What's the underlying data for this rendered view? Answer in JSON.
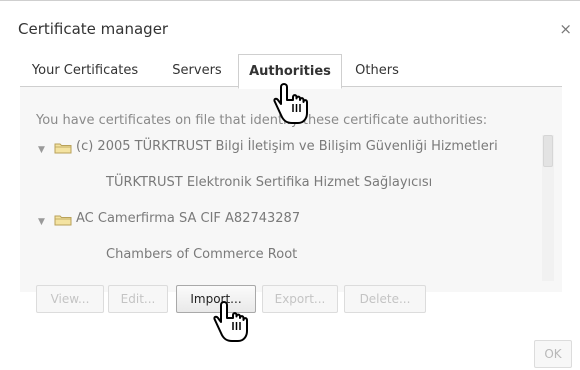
{
  "dialog": {
    "title": "Certificate manager",
    "close_label": "×"
  },
  "tabs": [
    {
      "label": "Your Certificates"
    },
    {
      "label": "Servers"
    },
    {
      "label": "Authorities",
      "active": true
    },
    {
      "label": "Others"
    }
  ],
  "panel": {
    "intro": "You have certificates on file that identify these certificate authorities:",
    "tree": [
      {
        "kind": "folder",
        "expanded": true,
        "label": "(c) 2005 TÜRKTRUST Bilgi İletişim ve Bilişim Güvenliği Hizmetleri"
      },
      {
        "kind": "item",
        "label": "TÜRKTRUST Elektronik Sertifika Hizmet Sağlayıcısı"
      },
      {
        "kind": "folder",
        "expanded": true,
        "label": "AC Camerfirma SA CIF A82743287"
      },
      {
        "kind": "item",
        "label": "Chambers of Commerce Root"
      }
    ]
  },
  "buttons": {
    "view": "View...",
    "edit": "Edit...",
    "import": "Import...",
    "export": "Export...",
    "delete": "Delete...",
    "ok": "OK"
  },
  "icons": {
    "expand_arrow": "triangle-down",
    "folder": "folder-icon",
    "cursor": "hand-pointer-cursor"
  },
  "colors": {
    "folder_fill": "#f4e3a1",
    "folder_stroke": "#b9a25a"
  }
}
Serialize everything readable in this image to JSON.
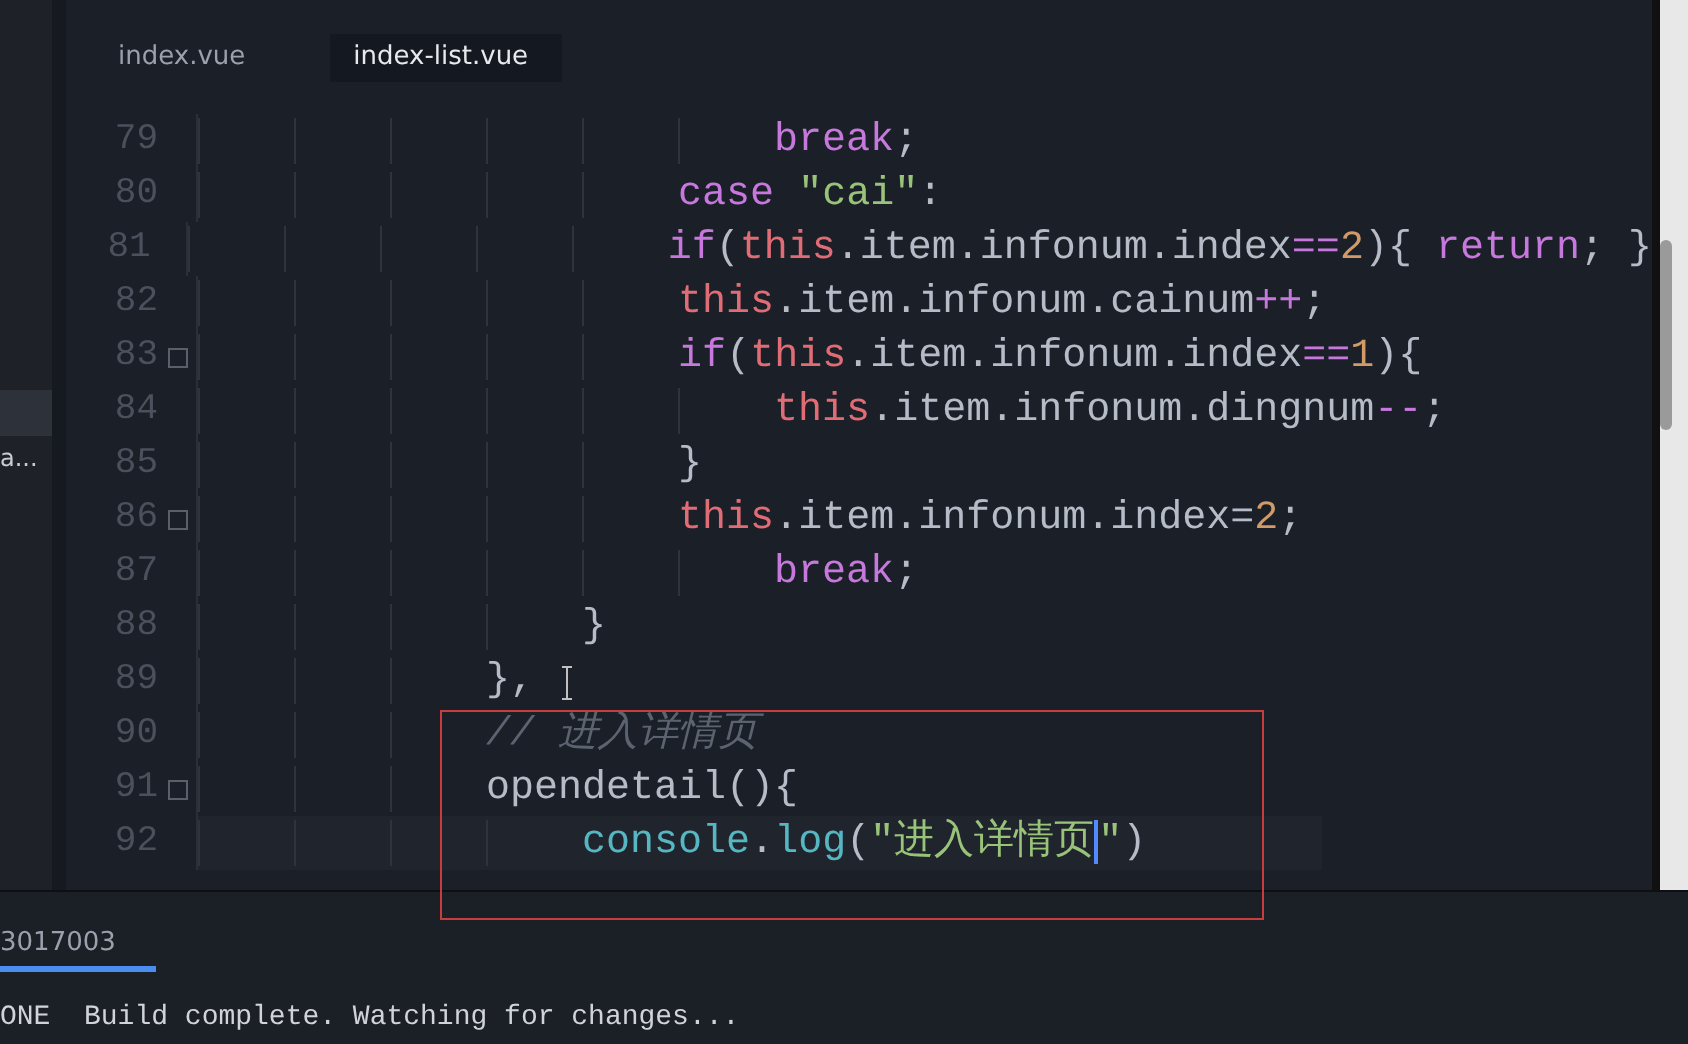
{
  "sidebar": {
    "items": [
      {
        "selected": true
      },
      {
        "label": "a...",
        "selected": false
      }
    ]
  },
  "editor": {
    "tabs": [
      {
        "label": "index.vue",
        "selected": false
      },
      {
        "label": "index-list.vue",
        "selected": true
      }
    ],
    "lines": [
      {
        "number": "79",
        "fold": false,
        "current": false,
        "tokens": [
          {
            "kind": "kw",
            "text": "                        break"
          },
          {
            "kind": "plain",
            "text": ";"
          }
        ]
      },
      {
        "number": "80",
        "fold": false,
        "current": false,
        "tokens": [
          {
            "kind": "kw",
            "text": "                    case"
          },
          {
            "kind": "str",
            "text": " \"cai\""
          },
          {
            "kind": "plain",
            "text": ":"
          }
        ]
      },
      {
        "number": "81",
        "fold": false,
        "current": false,
        "tokens": [
          {
            "kind": "kw",
            "text": "                    if"
          },
          {
            "kind": "plain",
            "text": "("
          },
          {
            "kind": "this",
            "text": "this"
          },
          {
            "kind": "plain",
            "text": ".item.infonum.index"
          },
          {
            "kind": "op",
            "text": "=="
          },
          {
            "kind": "num",
            "text": "2"
          },
          {
            "kind": "plain",
            "text": "){"
          },
          {
            "kind": "kw",
            "text": " return"
          },
          {
            "kind": "plain",
            "text": "; }"
          }
        ]
      },
      {
        "number": "82",
        "fold": false,
        "current": false,
        "tokens": [
          {
            "kind": "this",
            "text": "                    this"
          },
          {
            "kind": "plain",
            "text": ".item.infonum.cainum"
          },
          {
            "kind": "op",
            "text": "++"
          },
          {
            "kind": "plain",
            "text": ";"
          }
        ]
      },
      {
        "number": "83",
        "fold": true,
        "current": false,
        "tokens": [
          {
            "kind": "kw",
            "text": "                    if"
          },
          {
            "kind": "plain",
            "text": "("
          },
          {
            "kind": "this",
            "text": "this"
          },
          {
            "kind": "plain",
            "text": ".item.infonum.index"
          },
          {
            "kind": "op",
            "text": "=="
          },
          {
            "kind": "num",
            "text": "1"
          },
          {
            "kind": "plain",
            "text": "){"
          }
        ]
      },
      {
        "number": "84",
        "fold": false,
        "current": false,
        "tokens": [
          {
            "kind": "this",
            "text": "                        this"
          },
          {
            "kind": "plain",
            "text": ".item.infonum.dingnum"
          },
          {
            "kind": "op",
            "text": "--"
          },
          {
            "kind": "plain",
            "text": ";"
          }
        ]
      },
      {
        "number": "85",
        "fold": false,
        "current": false,
        "tokens": [
          {
            "kind": "plain",
            "text": "                    }"
          }
        ]
      },
      {
        "number": "86",
        "fold": true,
        "current": false,
        "tokens": [
          {
            "kind": "this",
            "text": "                    this"
          },
          {
            "kind": "plain",
            "text": ".item.infonum.index="
          },
          {
            "kind": "num",
            "text": "2"
          },
          {
            "kind": "plain",
            "text": ";"
          }
        ]
      },
      {
        "number": "87",
        "fold": false,
        "current": false,
        "tokens": [
          {
            "kind": "kw",
            "text": "                        break"
          },
          {
            "kind": "plain",
            "text": ";"
          }
        ]
      },
      {
        "number": "88",
        "fold": false,
        "current": false,
        "tokens": [
          {
            "kind": "plain",
            "text": "                }"
          }
        ]
      },
      {
        "number": "89",
        "fold": false,
        "current": false,
        "tokens": [
          {
            "kind": "plain",
            "text": "            },"
          }
        ]
      },
      {
        "number": "90",
        "fold": false,
        "current": false,
        "tokens": [
          {
            "kind": "cmt",
            "text": "            // 进入详情页"
          }
        ]
      },
      {
        "number": "91",
        "fold": true,
        "current": false,
        "tokens": [
          {
            "kind": "plain",
            "text": "            opendetail(){"
          }
        ]
      },
      {
        "number": "92",
        "fold": false,
        "current": true,
        "tokens": [
          {
            "kind": "fn",
            "text": "                console"
          },
          {
            "kind": "plain",
            "text": "."
          },
          {
            "kind": "fn",
            "text": "log"
          },
          {
            "kind": "plain",
            "text": "("
          },
          {
            "kind": "str",
            "text": "\"进入详情页"
          },
          {
            "kind": "caret"
          },
          {
            "kind": "str",
            "text": "\""
          },
          {
            "kind": "plain",
            "text": ")"
          }
        ]
      }
    ]
  },
  "panel": {
    "tabs": [
      {
        "label": "3017003",
        "selected": true
      }
    ],
    "output": "ONE  Build complete. Watching for changes..."
  }
}
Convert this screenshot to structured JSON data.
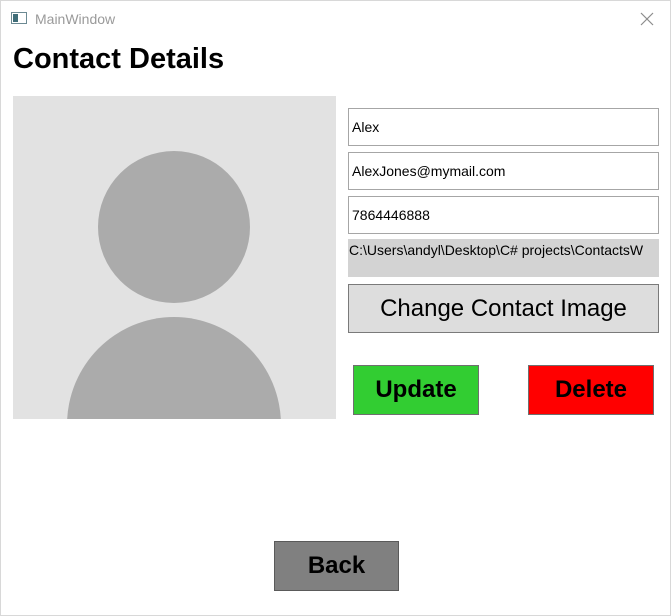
{
  "window": {
    "title": "MainWindow"
  },
  "page": {
    "title": "Contact Details"
  },
  "contact": {
    "name": "Alex",
    "email": "AlexJones@mymail.com",
    "phone": "7864446888",
    "image_path": "C:\\Users\\andyl\\Desktop\\C# projects\\ContactsW"
  },
  "buttons": {
    "change_image": "Change Contact Image",
    "update": "Update",
    "delete": "Delete",
    "back": "Back"
  },
  "colors": {
    "update": "#32cd32",
    "delete": "#ff0000",
    "back": "#808080",
    "avatar_bg": "#e2e2e2",
    "avatar_fg": "#ababab"
  },
  "icons": {
    "app": "app-window-icon",
    "close": "close-icon",
    "avatar": "person-placeholder-icon"
  }
}
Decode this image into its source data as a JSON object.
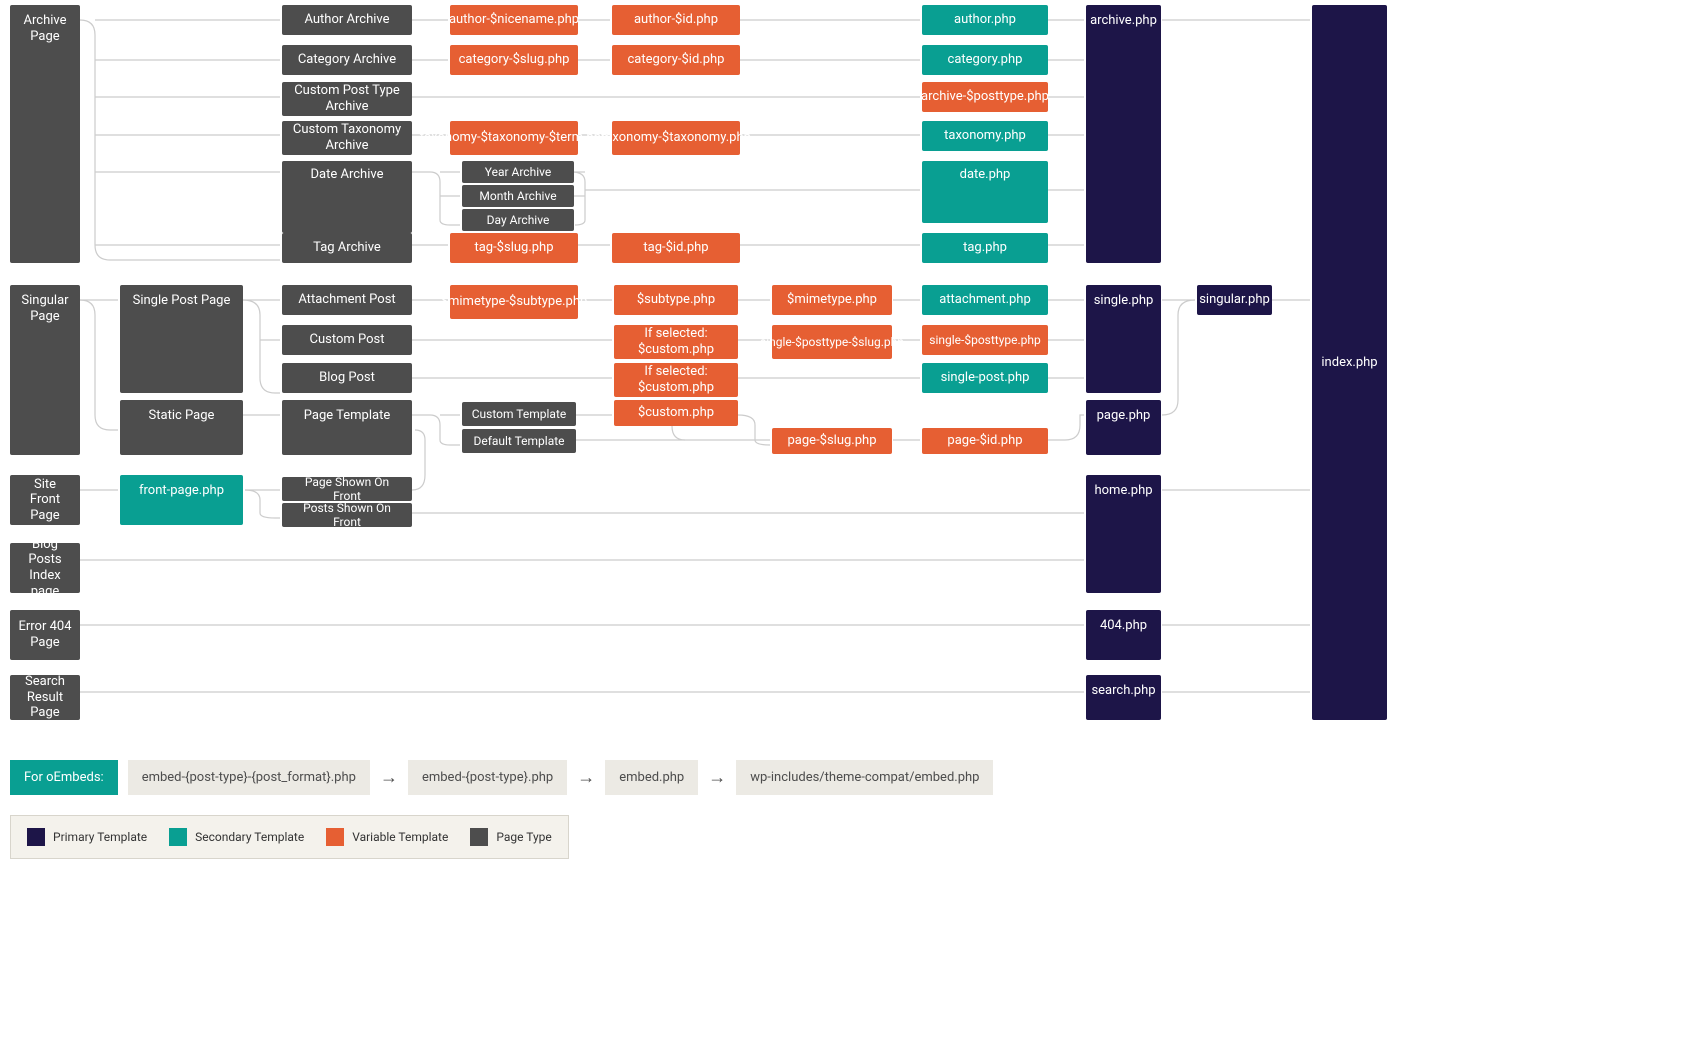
{
  "colors": {
    "page_type": "#4d4d4d",
    "primary": "#1d1548",
    "secondary": "#099f92",
    "variable": "#e65f33"
  },
  "nodes": {
    "archive_page": "Archive Page",
    "author_archive": "Author Archive",
    "author_nicename": "author-$nicename.php",
    "author_id": "author-$id.php",
    "author_php": "author.php",
    "category_archive": "Category Archive",
    "category_slug": "category-$slug.php",
    "category_id": "category-$id.php",
    "category_php": "category.php",
    "cpt_archive": "Custom Post Type Archive",
    "archive_posttype": "archive-$posttype.php",
    "ct_archive": "Custom Taxonomy Archive",
    "taxonomy_term": "taxonomy-$taxonomy-$term.php",
    "taxonomy_tax": "taxonomy-$taxonomy.php",
    "taxonomy_php": "taxonomy.php",
    "date_archive": "Date Archive",
    "year_archive": "Year Archive",
    "month_archive": "Month Archive",
    "day_archive": "Day Archive",
    "date_php": "date.php",
    "tag_archive": "Tag Archive",
    "tag_slug": "tag-$slug.php",
    "tag_id": "tag-$id.php",
    "tag_php": "tag.php",
    "archive_php": "archive.php",
    "index_php": "index.php",
    "singular_page": "Singular Page",
    "single_post_page": "Single Post Page",
    "attachment_post": "Attachment Post",
    "mimetype_subtype": "$mimetype-$subtype.php",
    "subtype": "$subtype.php",
    "mimetype": "$mimetype.php",
    "attachment_php": "attachment.php",
    "custom_post": "Custom Post",
    "if_selected_custom_1": "If selected: $custom.php",
    "single_posttype_slug": "single-$posttype-$slug.php",
    "single_posttype": "single-$posttype.php",
    "blog_post": "Blog Post",
    "if_selected_custom_2": "If selected: $custom.php",
    "single_post_php": "single-post.php",
    "single_php": "single.php",
    "singular_php": "singular.php",
    "static_page": "Static Page",
    "page_template": "Page Template",
    "custom_template": "Custom Template",
    "default_template": "Default Template",
    "custom_php": "$custom.php",
    "page_slug": "page-$slug.php",
    "page_id": "page-$id.php",
    "page_php": "page.php",
    "site_front_page": "Site Front Page",
    "front_page_php": "front-page.php",
    "page_shown_front": "Page Shown On Front",
    "posts_shown_front": "Posts Shown On Front",
    "home_php": "home.php",
    "blog_posts_index": "Blog Posts Index page",
    "error_404": "Error 404 Page",
    "404_php": "404.php",
    "search_result": "Search Result Page",
    "search_php": "search.php"
  },
  "oembed": {
    "label": "For oEmbeds:",
    "steps": [
      "embed-{post-type}-{post_format}.php",
      "embed-{post-type}.php",
      "embed.php",
      "wp-includes/theme-compat/embed.php"
    ]
  },
  "legend": {
    "primary": "Primary Template",
    "secondary": "Secondary Template",
    "variable": "Variable Template",
    "page_type": "Page Type"
  }
}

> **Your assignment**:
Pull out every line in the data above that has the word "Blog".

> **Answer to this problem**:
    "blog_post": "Blog Post",
    "blog_posts_index": "Blog Posts Index page",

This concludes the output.